**Records from a dataset:**
━━━
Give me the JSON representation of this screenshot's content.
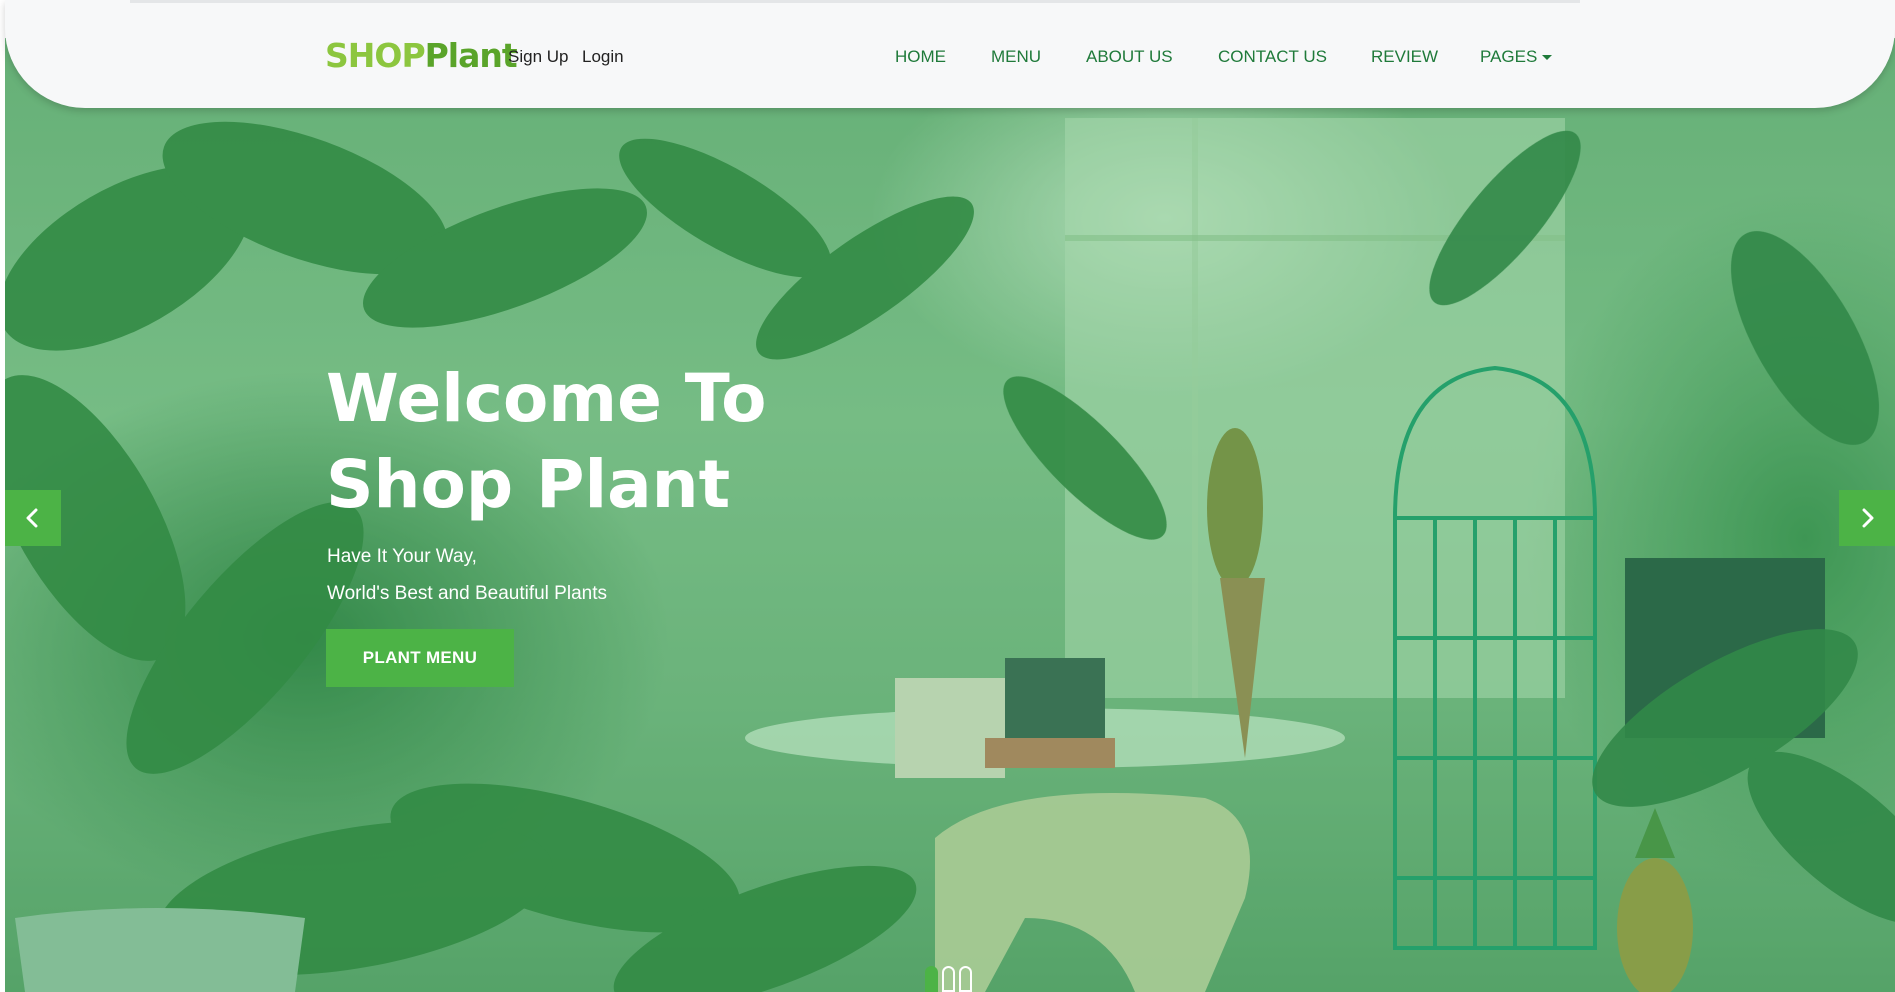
{
  "brand": {
    "logo_part1": "SHOP",
    "logo_part2": "Plant"
  },
  "auth": {
    "signup": "Sign Up",
    "login": "Login"
  },
  "nav": {
    "home": "HOME",
    "menu": "MENU",
    "about": "ABOUT US",
    "contact": "CONTACT US",
    "review": "REVIEW",
    "pages": "PAGES"
  },
  "hero": {
    "title_line1": "Welcome To",
    "title_line2": "Shop Plant",
    "subtitle_line1": "Have It Your Way,",
    "subtitle_line2": "World's Best and Beautiful Plants",
    "cta": "PLANT MENU"
  },
  "carousel": {
    "slide_count": 3,
    "active_slide": 1,
    "prev_icon": "chevron-left-icon",
    "next_icon": "chevron-right-icon"
  },
  "colors": {
    "accent": "#4cb346",
    "nav_text": "#1f7a3a",
    "logo_light": "#8cc63f",
    "logo_dark": "#5aa42a"
  }
}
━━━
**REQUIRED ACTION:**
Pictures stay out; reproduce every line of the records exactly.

**WRITTEN ANSWER:**
Give me the JSON representation of this screenshot's content.
{
  "brand": {
    "logo_part1": "SHOP",
    "logo_part2": "Plant"
  },
  "auth": {
    "signup": "Sign Up",
    "login": "Login"
  },
  "nav": {
    "home": "HOME",
    "menu": "MENU",
    "about": "ABOUT US",
    "contact": "CONTACT US",
    "review": "REVIEW",
    "pages": "PAGES"
  },
  "hero": {
    "title_line1": "Welcome To",
    "title_line2": "Shop Plant",
    "subtitle_line1": "Have It Your Way,",
    "subtitle_line2": "World's Best and Beautiful Plants",
    "cta": "PLANT MENU"
  },
  "carousel": {
    "slide_count": 3,
    "active_slide": 1,
    "prev_icon": "chevron-left-icon",
    "next_icon": "chevron-right-icon"
  },
  "colors": {
    "accent": "#4cb346",
    "nav_text": "#1f7a3a",
    "logo_light": "#8cc63f",
    "logo_dark": "#5aa42a"
  }
}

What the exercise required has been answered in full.